1. Know What Taxes Are Currently Owed

 

First, you’ll want to know what taxes are currently owed. When you leave a job, you’ll have to pay taxes on the portion of your 401(k) account that you take with you. You’ll owe taxes on the entire sum if you decide to cash out your account or take a loan and don’t pay it back. You may also owe taxes if you move your funds into an IRA.

 

2. Understand How a 401(k) Rollover Can Save You Money

 

One of the biggest benefits of rolling your 401(k) over into an IRA is that you’ll be able to defer paying taxes on those funds until retirement. This will save you a significant amount since you’ll be paying taxes on a smaller amount now rather than a larger amount later. You’ll also avoid paying taxes on the funds in the IRA when you decide to withdraw them. Suppose you decide to roll your funds over into an IRA. In that case, you’ll want to ensure that your new provider offers the same investment options that you had in your previous 401(k). You might also want to consider a Roth IRA if your income level makes you eligible for this type of account. Roth IRA contributions are made with after-tax dollars, and withdrawals are tax-free. This account could be beneficial if your taxes are expected to increase.

 

3. A Brief Overview of Deferred Annuities

 

Suppose you decide to invest your 401(k) funds in a deferred annuity. In that case, you’ll be making a single payment that will pay out a certain amount each month once you reach a certain age. You’ll have several options for choosing the specific amount you’d like to receive each month. The amount you choose to receive each month is based on your current age and the interest rate offered by the insurance company. Because you’ll be investing your 401(k) funds in a deferred annuity, you won’t owe taxes on those funds until you start receiving monthly payments. In addition, you’ll be able to choose the type of insurance company you want to deal with.

 

4. A Brief Overview of IRA Rollovers

Suppose you roll your 401(k) funds into an IRA. In that case, you’ll be able to invest those funds in various investment options. You might also be able to transfer funds from another retirement account, such as a Traditional IRA. You can make regular contributions to your IRA, or you can make a one-time rollover of funds from another account. To make a one-time rollover from your 401(k) to an IRA, you’ll need to contact your previous employer’s Human Resources department. They’ll help you complete the necessary paperwork, and your account will be sent directly to your chosen investment company. You can then use your IRA funds to invest in various assets, including stocks, bonds, and real estate.

 

5. Distributing Your Account Balance and Tax Consequences

 

Suppose you decide to distribute your account balance and cash out your 401(k). In that case, you’ll have to pay taxes on the entire amount immediately. If you decide to take a loan from your 401(k) and don’t pay it back, you’ll have to pay taxes on the borrowed amount.

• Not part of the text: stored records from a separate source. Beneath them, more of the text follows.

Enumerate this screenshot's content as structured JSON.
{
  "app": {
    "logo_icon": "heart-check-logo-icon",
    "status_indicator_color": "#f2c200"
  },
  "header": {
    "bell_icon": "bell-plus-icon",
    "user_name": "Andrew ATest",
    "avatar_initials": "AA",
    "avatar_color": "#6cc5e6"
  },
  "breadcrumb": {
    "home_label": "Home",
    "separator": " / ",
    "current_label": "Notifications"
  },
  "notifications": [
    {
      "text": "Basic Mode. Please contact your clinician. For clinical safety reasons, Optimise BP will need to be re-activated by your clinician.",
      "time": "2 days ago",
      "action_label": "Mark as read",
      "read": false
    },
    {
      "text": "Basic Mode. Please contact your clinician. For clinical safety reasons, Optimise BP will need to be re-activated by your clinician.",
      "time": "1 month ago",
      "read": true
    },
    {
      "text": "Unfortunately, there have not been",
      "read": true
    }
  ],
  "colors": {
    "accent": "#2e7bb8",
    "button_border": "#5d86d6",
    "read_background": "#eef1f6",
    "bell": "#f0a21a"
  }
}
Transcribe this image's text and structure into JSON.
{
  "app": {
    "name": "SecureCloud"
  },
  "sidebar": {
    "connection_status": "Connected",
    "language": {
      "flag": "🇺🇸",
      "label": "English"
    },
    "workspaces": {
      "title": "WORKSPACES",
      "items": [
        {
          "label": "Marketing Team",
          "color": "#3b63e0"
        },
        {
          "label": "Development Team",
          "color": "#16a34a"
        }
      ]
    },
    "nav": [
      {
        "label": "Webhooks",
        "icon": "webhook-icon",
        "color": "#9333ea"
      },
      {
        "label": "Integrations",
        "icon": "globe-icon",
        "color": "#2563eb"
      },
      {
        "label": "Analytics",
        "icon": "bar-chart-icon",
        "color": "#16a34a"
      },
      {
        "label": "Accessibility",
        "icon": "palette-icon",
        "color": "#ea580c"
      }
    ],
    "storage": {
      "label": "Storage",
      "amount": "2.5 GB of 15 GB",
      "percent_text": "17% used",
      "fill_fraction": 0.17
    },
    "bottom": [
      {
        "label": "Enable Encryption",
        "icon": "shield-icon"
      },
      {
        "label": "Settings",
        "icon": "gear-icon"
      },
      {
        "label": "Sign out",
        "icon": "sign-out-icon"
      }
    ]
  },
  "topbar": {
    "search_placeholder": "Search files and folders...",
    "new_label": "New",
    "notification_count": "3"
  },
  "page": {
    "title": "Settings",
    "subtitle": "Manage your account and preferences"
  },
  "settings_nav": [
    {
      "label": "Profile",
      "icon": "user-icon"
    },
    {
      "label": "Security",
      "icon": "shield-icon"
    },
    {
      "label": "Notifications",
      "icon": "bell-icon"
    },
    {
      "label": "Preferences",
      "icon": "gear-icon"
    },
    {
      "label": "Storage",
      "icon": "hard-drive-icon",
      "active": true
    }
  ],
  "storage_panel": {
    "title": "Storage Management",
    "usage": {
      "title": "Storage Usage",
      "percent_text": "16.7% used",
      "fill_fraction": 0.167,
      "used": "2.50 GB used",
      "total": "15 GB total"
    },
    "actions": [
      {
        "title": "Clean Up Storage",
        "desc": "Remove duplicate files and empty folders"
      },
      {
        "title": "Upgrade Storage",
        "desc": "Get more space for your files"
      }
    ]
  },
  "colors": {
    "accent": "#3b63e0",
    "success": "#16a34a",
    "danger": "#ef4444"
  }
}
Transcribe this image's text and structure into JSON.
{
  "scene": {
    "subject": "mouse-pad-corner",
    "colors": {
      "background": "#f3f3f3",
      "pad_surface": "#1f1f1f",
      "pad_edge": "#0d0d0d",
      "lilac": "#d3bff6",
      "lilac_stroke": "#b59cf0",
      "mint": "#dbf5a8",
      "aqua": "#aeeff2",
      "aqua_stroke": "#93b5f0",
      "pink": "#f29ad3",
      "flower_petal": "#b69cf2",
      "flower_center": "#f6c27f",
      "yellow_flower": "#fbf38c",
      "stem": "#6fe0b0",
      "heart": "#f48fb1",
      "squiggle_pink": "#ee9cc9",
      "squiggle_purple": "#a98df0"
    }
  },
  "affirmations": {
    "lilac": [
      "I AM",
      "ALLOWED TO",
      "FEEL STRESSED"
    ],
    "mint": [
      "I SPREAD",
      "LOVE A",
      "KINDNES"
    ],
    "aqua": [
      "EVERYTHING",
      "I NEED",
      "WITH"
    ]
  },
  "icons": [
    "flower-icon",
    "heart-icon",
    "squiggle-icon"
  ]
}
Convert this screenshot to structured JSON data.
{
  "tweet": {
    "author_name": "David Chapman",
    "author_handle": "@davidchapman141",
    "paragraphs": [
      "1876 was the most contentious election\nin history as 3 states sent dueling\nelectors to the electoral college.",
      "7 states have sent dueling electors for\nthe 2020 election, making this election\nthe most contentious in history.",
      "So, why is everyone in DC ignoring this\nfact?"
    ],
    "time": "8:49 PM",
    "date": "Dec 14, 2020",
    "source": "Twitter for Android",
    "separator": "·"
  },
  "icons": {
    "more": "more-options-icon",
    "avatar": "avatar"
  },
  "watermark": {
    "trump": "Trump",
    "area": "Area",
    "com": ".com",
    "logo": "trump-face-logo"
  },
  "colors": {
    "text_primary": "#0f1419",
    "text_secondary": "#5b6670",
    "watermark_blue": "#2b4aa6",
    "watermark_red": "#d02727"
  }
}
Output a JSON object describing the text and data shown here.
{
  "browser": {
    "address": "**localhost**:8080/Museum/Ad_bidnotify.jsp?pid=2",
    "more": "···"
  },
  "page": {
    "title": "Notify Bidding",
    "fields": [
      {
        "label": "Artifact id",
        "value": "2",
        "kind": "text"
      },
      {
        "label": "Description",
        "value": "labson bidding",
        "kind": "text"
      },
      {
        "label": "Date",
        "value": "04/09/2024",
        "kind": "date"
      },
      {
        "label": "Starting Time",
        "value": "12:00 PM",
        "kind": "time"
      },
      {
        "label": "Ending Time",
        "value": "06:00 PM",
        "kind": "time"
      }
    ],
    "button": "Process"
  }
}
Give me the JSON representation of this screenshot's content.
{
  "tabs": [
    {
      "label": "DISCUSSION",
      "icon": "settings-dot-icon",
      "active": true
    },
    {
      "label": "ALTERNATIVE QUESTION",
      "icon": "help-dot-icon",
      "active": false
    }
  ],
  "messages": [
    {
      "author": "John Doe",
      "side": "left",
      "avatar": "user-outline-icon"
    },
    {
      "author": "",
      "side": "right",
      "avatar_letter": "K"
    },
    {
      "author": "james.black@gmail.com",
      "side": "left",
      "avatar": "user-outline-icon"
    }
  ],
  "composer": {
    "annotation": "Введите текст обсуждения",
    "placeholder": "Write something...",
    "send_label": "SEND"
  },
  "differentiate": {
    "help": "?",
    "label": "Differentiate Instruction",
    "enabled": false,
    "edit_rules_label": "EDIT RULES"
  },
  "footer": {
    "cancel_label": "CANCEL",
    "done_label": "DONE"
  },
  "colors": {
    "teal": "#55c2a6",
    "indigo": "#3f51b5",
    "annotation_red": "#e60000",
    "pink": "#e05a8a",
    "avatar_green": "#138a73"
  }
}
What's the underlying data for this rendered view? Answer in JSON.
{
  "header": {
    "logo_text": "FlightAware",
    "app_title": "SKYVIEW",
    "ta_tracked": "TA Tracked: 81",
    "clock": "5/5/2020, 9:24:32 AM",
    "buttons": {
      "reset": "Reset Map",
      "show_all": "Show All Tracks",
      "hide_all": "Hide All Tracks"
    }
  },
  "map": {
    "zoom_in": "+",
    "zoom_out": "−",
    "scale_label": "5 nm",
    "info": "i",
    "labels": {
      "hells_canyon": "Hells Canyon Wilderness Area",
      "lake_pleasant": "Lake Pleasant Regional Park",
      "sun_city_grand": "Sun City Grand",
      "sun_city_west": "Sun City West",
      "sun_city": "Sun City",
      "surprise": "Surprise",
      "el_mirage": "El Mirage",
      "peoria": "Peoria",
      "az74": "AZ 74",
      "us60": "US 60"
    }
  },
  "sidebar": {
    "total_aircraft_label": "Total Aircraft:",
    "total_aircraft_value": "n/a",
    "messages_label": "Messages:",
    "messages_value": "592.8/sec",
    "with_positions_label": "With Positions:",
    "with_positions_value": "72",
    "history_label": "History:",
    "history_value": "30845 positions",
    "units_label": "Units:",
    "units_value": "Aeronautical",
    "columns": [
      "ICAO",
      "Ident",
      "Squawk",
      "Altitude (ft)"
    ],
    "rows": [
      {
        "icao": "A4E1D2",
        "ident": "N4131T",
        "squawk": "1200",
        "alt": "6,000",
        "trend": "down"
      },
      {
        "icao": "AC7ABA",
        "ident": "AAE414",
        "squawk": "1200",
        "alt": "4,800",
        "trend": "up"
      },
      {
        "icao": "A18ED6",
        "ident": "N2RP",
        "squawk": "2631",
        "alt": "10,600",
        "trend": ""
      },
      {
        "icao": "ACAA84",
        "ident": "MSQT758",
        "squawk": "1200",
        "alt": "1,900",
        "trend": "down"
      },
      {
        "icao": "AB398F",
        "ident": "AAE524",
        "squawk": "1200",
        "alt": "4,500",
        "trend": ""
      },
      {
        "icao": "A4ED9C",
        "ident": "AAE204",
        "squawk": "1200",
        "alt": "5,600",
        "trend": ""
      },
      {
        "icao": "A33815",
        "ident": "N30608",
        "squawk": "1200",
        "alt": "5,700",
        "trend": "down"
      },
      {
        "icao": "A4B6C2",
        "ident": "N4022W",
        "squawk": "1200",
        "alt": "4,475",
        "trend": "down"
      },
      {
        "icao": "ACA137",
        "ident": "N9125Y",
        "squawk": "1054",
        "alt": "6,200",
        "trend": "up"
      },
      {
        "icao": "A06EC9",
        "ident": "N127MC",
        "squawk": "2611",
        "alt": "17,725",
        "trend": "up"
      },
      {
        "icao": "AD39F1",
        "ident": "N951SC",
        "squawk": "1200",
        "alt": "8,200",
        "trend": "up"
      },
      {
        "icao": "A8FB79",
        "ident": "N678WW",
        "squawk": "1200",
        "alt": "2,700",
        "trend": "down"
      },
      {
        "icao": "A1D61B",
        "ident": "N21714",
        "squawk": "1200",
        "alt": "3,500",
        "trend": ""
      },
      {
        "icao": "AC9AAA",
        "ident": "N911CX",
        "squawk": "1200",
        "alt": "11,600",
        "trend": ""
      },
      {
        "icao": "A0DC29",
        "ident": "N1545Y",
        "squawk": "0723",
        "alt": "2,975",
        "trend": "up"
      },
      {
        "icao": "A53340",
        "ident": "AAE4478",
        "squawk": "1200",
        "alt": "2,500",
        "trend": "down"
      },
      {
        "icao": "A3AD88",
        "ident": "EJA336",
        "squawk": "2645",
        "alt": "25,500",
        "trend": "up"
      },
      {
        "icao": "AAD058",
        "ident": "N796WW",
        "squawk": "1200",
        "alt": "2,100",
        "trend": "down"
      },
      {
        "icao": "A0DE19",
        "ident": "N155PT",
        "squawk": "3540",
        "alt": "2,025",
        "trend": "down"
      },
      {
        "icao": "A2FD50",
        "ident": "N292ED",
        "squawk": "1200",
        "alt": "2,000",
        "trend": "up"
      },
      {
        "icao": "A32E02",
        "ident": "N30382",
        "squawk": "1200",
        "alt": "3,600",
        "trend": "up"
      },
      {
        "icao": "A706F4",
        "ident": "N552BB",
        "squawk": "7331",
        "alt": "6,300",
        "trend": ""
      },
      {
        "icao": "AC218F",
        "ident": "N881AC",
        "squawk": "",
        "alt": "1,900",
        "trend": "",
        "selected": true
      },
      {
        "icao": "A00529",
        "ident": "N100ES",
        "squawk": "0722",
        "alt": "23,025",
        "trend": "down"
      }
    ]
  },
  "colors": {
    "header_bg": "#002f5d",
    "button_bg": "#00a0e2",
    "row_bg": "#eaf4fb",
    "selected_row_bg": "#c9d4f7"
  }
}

If you decide to move your funds into a Traditional IRA, you’ll have to pay taxes on the amount you take out of your 401(k). Keep in mind that this will be taxed as ordinary income, and you may also be subject to a 10% early withdrawal penalty. If you decide to move your funds into a Roth IRA, you’ll have to pay taxes on the amount you take out of your 401(k). However, you’ll be able to defer paying taxes on the amount you put into the Roth IRA since you’ll be contributing with after-tax dollars. If you decide to move your funds into a Rollover IRA, you’ll also have to pay taxes on the amount you take out of your 401(k). However, you’ll be able to defer paying taxes on the amount you put into the Rollover IRA since you’ll be contributing with after-tax dollars.

 

Conclusion


If you have access to a 401(k) account and leave your job, you may want to consider rolling those funds over into an IRA. You’ll be able to invest your funds in various assets, and you’ll be able to defer paying taxes on those funds until retirement. A 401(k) rollover into an IRA is a great way to use your company’s retirement savings plan to save money on taxes now and in the future. You should use the 401(k) rollover if you get the chance.